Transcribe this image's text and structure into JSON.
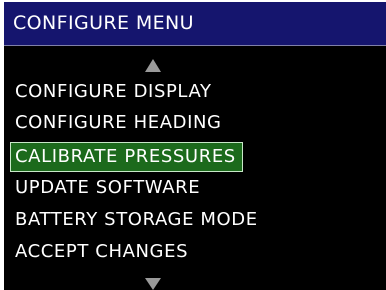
{
  "header": {
    "title": "CONFIGURE MENU"
  },
  "scroll_indicators": {
    "up_icon": "triangle-up-icon",
    "down_icon": "triangle-down-icon"
  },
  "menu": {
    "selected_index": 2,
    "items": [
      {
        "label": "CONFIGURE DISPLAY"
      },
      {
        "label": "CONFIGURE HEADING"
      },
      {
        "label": "CALIBRATE PRESSURES"
      },
      {
        "label": "UPDATE SOFTWARE"
      },
      {
        "label": "BATTERY STORAGE MODE"
      },
      {
        "label": "ACCEPT CHANGES"
      }
    ]
  },
  "colors": {
    "title_bar": "#15156e",
    "background": "#000000",
    "selection": "#1c6a1c",
    "text": "#ffffff",
    "arrow": "#9a9a9a"
  }
}
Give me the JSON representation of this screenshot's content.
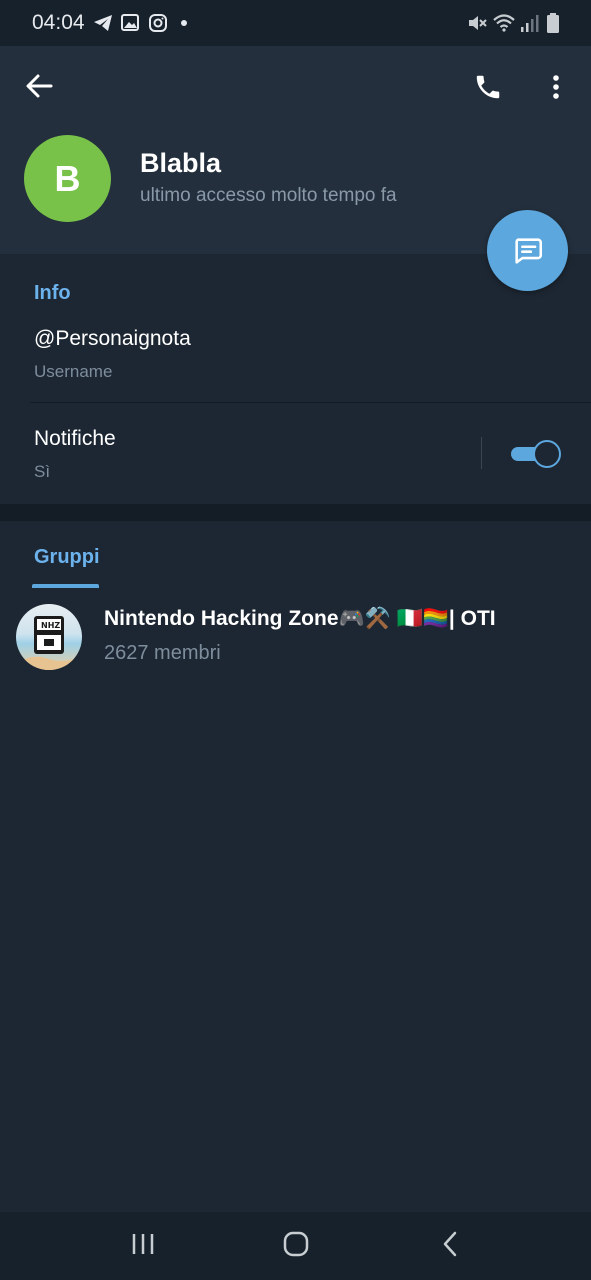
{
  "status_bar": {
    "time": "04:04",
    "left_icons": [
      "telegram-icon",
      "gallery-icon",
      "instagram-icon",
      "dot-icon"
    ],
    "right_icons": [
      "mute-icon",
      "wifi-icon",
      "signal-icon",
      "battery-icon"
    ]
  },
  "header": {
    "avatar_letter": "B",
    "avatar_color": "#79c24a",
    "name": "Blabla",
    "status": "ultimo accesso molto tempo fa"
  },
  "info": {
    "title": "Info",
    "username": "@Personaignota",
    "username_label": "Username",
    "notifications": "Notifiche",
    "notifications_value": "Sì",
    "notifications_enabled": true
  },
  "groups": {
    "tab_label": "Gruppi",
    "items": [
      {
        "name": "Nintendo Hacking Zone🎮⚒️ 🇮🇹🏳️‍🌈| OTI",
        "members": "2627 membri",
        "avatar_text": "NHZ"
      }
    ]
  },
  "colors": {
    "accent": "#5ca7de",
    "header_bg": "#232f3d",
    "page_bg": "#1d2733",
    "section_title": "#6cb2ec"
  },
  "nav_bar": [
    "recent-apps-icon",
    "home-icon",
    "back-icon"
  ]
}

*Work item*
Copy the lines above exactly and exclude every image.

*Result of this exercise*
Transcribe this image's text and structure into JSON.
{
  "header": {
    "title": "CONFIGURE MENU"
  },
  "scroll_indicators": {
    "up_icon": "triangle-up-icon",
    "down_icon": "triangle-down-icon"
  },
  "menu": {
    "selected_index": 2,
    "items": [
      {
        "label": "CONFIGURE DISPLAY"
      },
      {
        "label": "CONFIGURE HEADING"
      },
      {
        "label": "CALIBRATE PRESSURES"
      },
      {
        "label": "UPDATE SOFTWARE"
      },
      {
        "label": "BATTERY STORAGE MODE"
      },
      {
        "label": "ACCEPT CHANGES"
      }
    ]
  },
  "colors": {
    "title_bar": "#15156e",
    "background": "#000000",
    "selection": "#1c6a1c",
    "text": "#ffffff",
    "arrow": "#9a9a9a"
  }
}
Give me the JSON representation of this screenshot's content.
{
  "status_bar": {
    "time": "04:04",
    "left_icons": [
      "telegram-icon",
      "gallery-icon",
      "instagram-icon",
      "dot-icon"
    ],
    "right_icons": [
      "mute-icon",
      "wifi-icon",
      "signal-icon",
      "battery-icon"
    ]
  },
  "header": {
    "avatar_letter": "B",
    "avatar_color": "#79c24a",
    "name": "Blabla",
    "status": "ultimo accesso molto tempo fa"
  },
  "info": {
    "title": "Info",
    "username": "@Personaignota",
    "username_label": "Username",
    "notifications": "Notifiche",
    "notifications_value": "Sì",
    "notifications_enabled": true
  },
  "groups": {
    "tab_label": "Gruppi",
    "items": [
      {
        "name": "Nintendo Hacking Zone🎮⚒️ 🇮🇹🏳️‍🌈| OTI",
        "members": "2627 membri",
        "avatar_text": "NHZ"
      }
    ]
  },
  "colors": {
    "accent": "#5ca7de",
    "header_bg": "#232f3d",
    "page_bg": "#1d2733",
    "section_title": "#6cb2ec"
  },
  "nav_bar": [
    "recent-apps-icon",
    "home-icon",
    "back-icon"
  ]
}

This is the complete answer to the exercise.